Bondholder Kenneth Dart, after staying quiet, says he wants full payment—just like Paul Singer
Does SodaStream's turn toward branding itself as a sparkling water vendor—and its dismal financial performance—suggest that it's seeking a different future?
A federal judge in New York refuses to exterminate an asbestos union's inflatable rat, saying "Scabby the Rat" is covered by the First Amendment
In October, more than two customers joined T-Mobile from a competitor for every customer that left it
Dominique Strauss-Kahn acquired a 20 percent stake in a Luxembourg finance firm last year, but quit his chairmanship on Oct. 20. His ex-partner Thierry Leyne died on Oct. 23
Ministry of Supply’s Aviator jacket combines the structure of a tailored garment with the functionality of a windbreaker
Marvel isn't keeping quiet about its movie plans now that DC has publicized its long slate of superhero vehicles
The schools are spending $52,000 to mail 100,000 apology letters to Montana voters
This year's must-have Silicon Valley office accessory: a $199 bear costume
By Andy Reinhardt and Mark Scott
The rhetoric is sometimes shopworn and predictable.

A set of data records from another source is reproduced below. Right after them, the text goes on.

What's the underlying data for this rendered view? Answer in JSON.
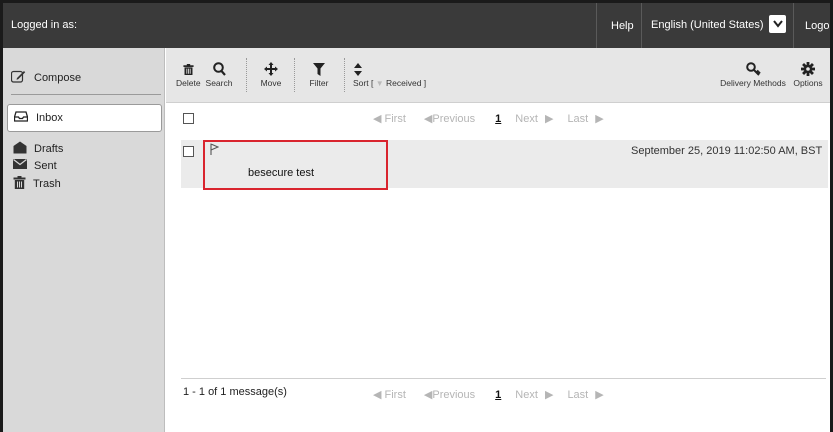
{
  "topbar": {
    "logged_in": "Logged in as:",
    "help": "Help",
    "language": "English (United States)",
    "logout": "Logout"
  },
  "sidebar": {
    "compose": "Compose",
    "items": [
      {
        "label": "Inbox",
        "icon": "inbox-icon"
      },
      {
        "label": "Drafts",
        "icon": "drafts-icon"
      },
      {
        "label": "Sent",
        "icon": "envelope-icon"
      },
      {
        "label": "Trash",
        "icon": "trash-icon"
      }
    ]
  },
  "toolbar": {
    "delete": "Delete",
    "search": "Search",
    "move": "Move",
    "filter": "Filter",
    "sort_label": "Sort [",
    "sort_value": "Received ]",
    "delivery_methods": "Delivery Methods",
    "options": "Options"
  },
  "pager": {
    "first": "First",
    "previous": "Previous",
    "page": "1",
    "next": "Next",
    "last": "Last"
  },
  "messages": [
    {
      "subject": "besecure test",
      "date": "September 25, 2019 11:02:50 AM, BST"
    }
  ],
  "footer": {
    "count": "1 - 1 of 1 message(s)"
  },
  "colors": {
    "topbar": "#3a3a3a",
    "sidebar": "#d9d9d9",
    "highlight": "#d9242e"
  }
}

The outcome often falls far short of expectations. And some people are just plain annoyed by its earnest self-importance. But there can be no doubt that the Davos World Economic Forum is the weightiest annual meeting of global business and political leaders. Now in its 40th year, the winter gathering in a cozy Swiss mountain town brings together a remarkably diverse assortment of people, from academics and nonprofit heads to billionaires and celebrities, to discuss the most pressing issues of the day.
The theme of this year's event, held Jan. 27-30, is "Improve the State of the World: Rethink, Redesign, Rebuild." Click on for an introduction to 27 of the movers and shakers at Davos this year, listed in alphabetical order.